IMG_1933

IMG_1938

IMG_1940

IMG_1941

Once all of the messy projects were done (or close enough), I got to start painting! We decided on a textured paint look, using a sea sponge to get the look we wanted. The undercoat is a very subtle, buttery yellow color. We also used that color for the ceiling to tie everything in. It was very nice not having to make it perfect, knowing that I was going to cover it in spongy texture. After the base coat was done I used the sea sponge to put on a layer of a deeper, more golden yellow. I watered down the paint just a little bit to lighten it up and to make the texture a little thinner. It didn’t take too long to finish that off, especially with the flooring as motivation.

This is really the only picture I have of the walls painted before everything was done...
This is really the only picture I have of the walls painted before everything was done…

After the painting came the floors! We got a hand scraped, darker walnut floor. The planks were all four inches wide but were all different lengths. We laid out the underlayment as we went, and started snapping all of the boards together! We started down the hallway, since that was the longest length of the floor, and went towards the back yard. All we had to do was put special wood floor glue on the connecting slats of each board, and snap them together! It was like a puzzle trying to make it look random with the colors of the boards and the sizes. You could really tell that all of us are wired to make patterns in our mind, but I think in the end it came out pretty random.

IMG_1960

IMG_1971

IMG_2082

Once the floors were in, all that was left to do was decorate! Of course, it isn’t even close to being fully decorated, especially since the dining table and the sofa are hand-me-downs, but it’s a good start!

IMG_2090 IMG_2080

Advertisements

Leave a Reply

Fill in your details below or click an icon to log in:

WordPress.com Logo

You are commenting using your WordPress.com account. Log Out / Change )

Twitter picture

You are commenting using your Twitter account. Log Out / Change )

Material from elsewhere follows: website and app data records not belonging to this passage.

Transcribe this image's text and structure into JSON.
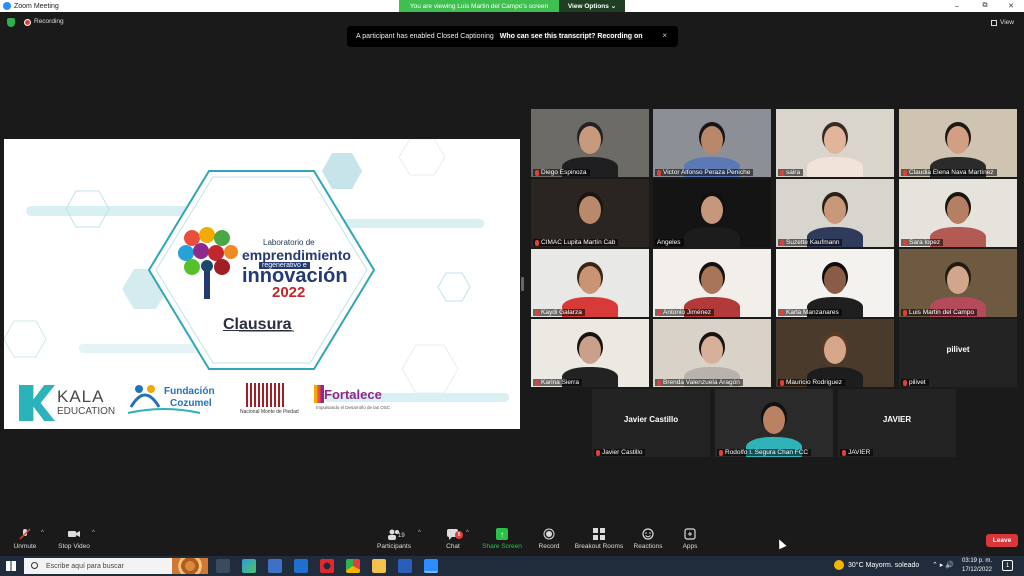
{
  "window": {
    "title": "Zoom Meeting",
    "banner": "You are viewing Luis Martin del Campo's screen",
    "view_options": "View Options ⌄",
    "minimize": "–",
    "maximize": "⧉",
    "close": "✕"
  },
  "status": {
    "recording": "Recording",
    "view": "View"
  },
  "cc_notice": {
    "text": "A participant has enabled Closed Captioning",
    "link": "Who can see this transcript? Recording on",
    "close": "×"
  },
  "slide": {
    "lab_small": "Laboratorio de",
    "lab_emp": "emprendimiento",
    "lab_reg": "regenerativo e",
    "lab_inn": "innovación",
    "lab_year": "2022",
    "clausura": "Clausura",
    "kala_1": "KALA",
    "kala_2": "EDUCATION",
    "fc_1": "Fundación",
    "fc_2": "Cozumel",
    "nm": "Nacional Monte de Piedad",
    "fo_1": "Fortalece",
    "fo_2": "Impulsando el Desarrollo de las OSC"
  },
  "participants": [
    {
      "name": "Diego Espinoza",
      "muted": true
    },
    {
      "name": "Victor Alfonso Peraza Peniche",
      "muted": true
    },
    {
      "name": "saira",
      "muted": true
    },
    {
      "name": "Claudia Elena Nava Martínez",
      "muted": true
    },
    {
      "name": "CIMAC Lupita Martín Cab",
      "muted": true
    },
    {
      "name": "Angeles",
      "muted": false
    },
    {
      "name": "Suzette Kaufmann",
      "muted": true
    },
    {
      "name": "Sara lopez",
      "muted": true
    },
    {
      "name": "Kaydi Galarza",
      "muted": true
    },
    {
      "name": "Antonio Jiménez",
      "muted": true
    },
    {
      "name": "Karla Manzanares",
      "muted": true
    },
    {
      "name": "Luis Martin del Campo",
      "muted": true
    },
    {
      "name": "Karina Sierra",
      "muted": true
    },
    {
      "name": "Brenda Valenzuela Aragón",
      "muted": true
    },
    {
      "name": "Mauricio Rodriguez",
      "muted": true
    },
    {
      "name": "pilivet",
      "muted": true,
      "big": "pilivet"
    },
    {
      "name": "Javier Castillo",
      "muted": true,
      "big": "Javier Castillo"
    },
    {
      "name": "Rodolfo I. Segura Chan FCC",
      "muted": true
    },
    {
      "name": "JAVIER",
      "muted": true,
      "big": "JAVIER"
    }
  ],
  "toolbar": {
    "unmute": "Unmute",
    "stop_video": "Stop Video",
    "participants": "Participants",
    "participant_count": "19",
    "chat": "Chat",
    "chat_badge": "8",
    "share": "Share Screen",
    "record": "Record",
    "breakout": "Breakout Rooms",
    "reactions": "Reactions",
    "apps": "Apps",
    "leave": "Leave"
  },
  "taskbar": {
    "search_placeholder": "Escribe aquí para buscar",
    "weather": "30°C  Mayorm. soleado",
    "time": "03:19 p. m.",
    "date": "17/12/2022",
    "notifications": "1"
  },
  "colors": {
    "accent_green": "#2bc04a",
    "leave_red": "#d8363a",
    "active_speaker": "#d8e23a",
    "zoom_blue": "#2d8cff"
  }
}
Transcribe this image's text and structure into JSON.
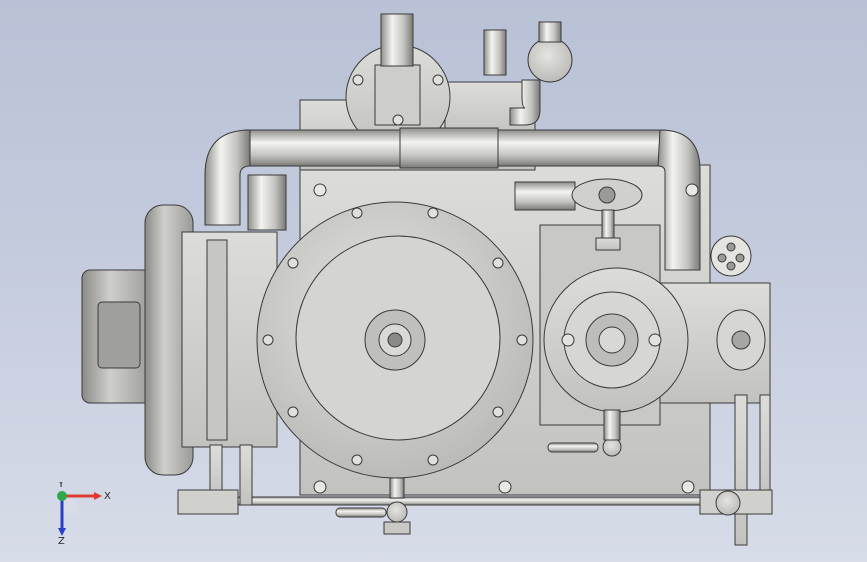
{
  "viewport": {
    "background_top": "#b9c1d6",
    "background_bottom": "#d7dce8",
    "model_color": "#cfcfcb",
    "edge_color": "#3a3a3a"
  },
  "triad": {
    "x_label": "X",
    "y_label": "Y",
    "z_label": "Z",
    "x_color": "#e03a2f",
    "y_color": "#2fa84a",
    "z_color": "#2a3fc9"
  }
}
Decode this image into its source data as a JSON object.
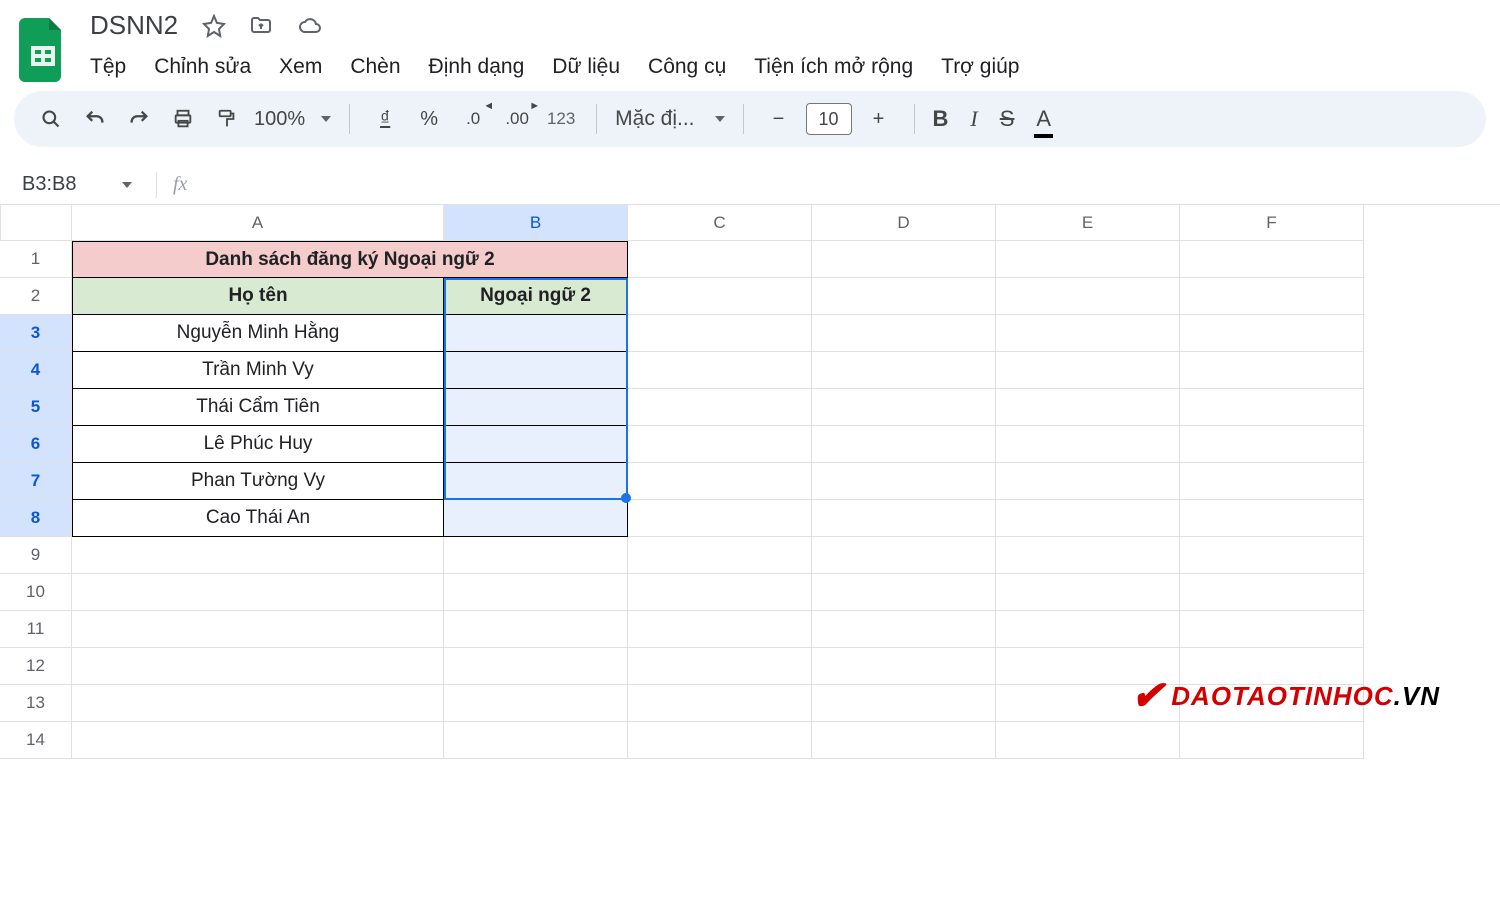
{
  "doc": {
    "title": "DSNN2"
  },
  "menubar": [
    "Tệp",
    "Chỉnh sửa",
    "Xem",
    "Chèn",
    "Định dạng",
    "Dữ liệu",
    "Công cụ",
    "Tiện ích mở rộng",
    "Trợ giúp"
  ],
  "toolbar": {
    "zoom": "100%",
    "currency": "₫",
    "percent": "%",
    "dec_dec": ".0",
    "dec_inc": ".00",
    "num123": "123",
    "font": "Mặc đị...",
    "minus": "−",
    "plus": "+",
    "font_size": "10",
    "bold": "B",
    "italic": "I",
    "strike": "S",
    "textcolor": "A"
  },
  "namebox": "B3:B8",
  "columns": [
    "A",
    "B",
    "C",
    "D",
    "E",
    "F"
  ],
  "rows": [
    "1",
    "2",
    "3",
    "4",
    "5",
    "6",
    "7",
    "8",
    "9",
    "10",
    "11",
    "12",
    "13",
    "14"
  ],
  "sheet": {
    "title": "Danh sách đăng ký Ngoại ngữ 2",
    "header_a": "Họ tên",
    "header_b": "Ngoại ngữ 2",
    "names": [
      "Nguyễn Minh Hằng",
      "Trần Minh Vy",
      "Thái Cẩm Tiên",
      "Lê Phúc Huy",
      "Phan Tường Vy",
      "Cao Thái An"
    ]
  },
  "watermark": {
    "brand1": "DAOTAOTINHOC",
    "brand2": ".VN"
  }
}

Facebook photo

You are commenting using your Facebook account. Log Out / Change )

Google+ photo

You are commenting using your Google+ account. Log Out / Change )

Connecting to %s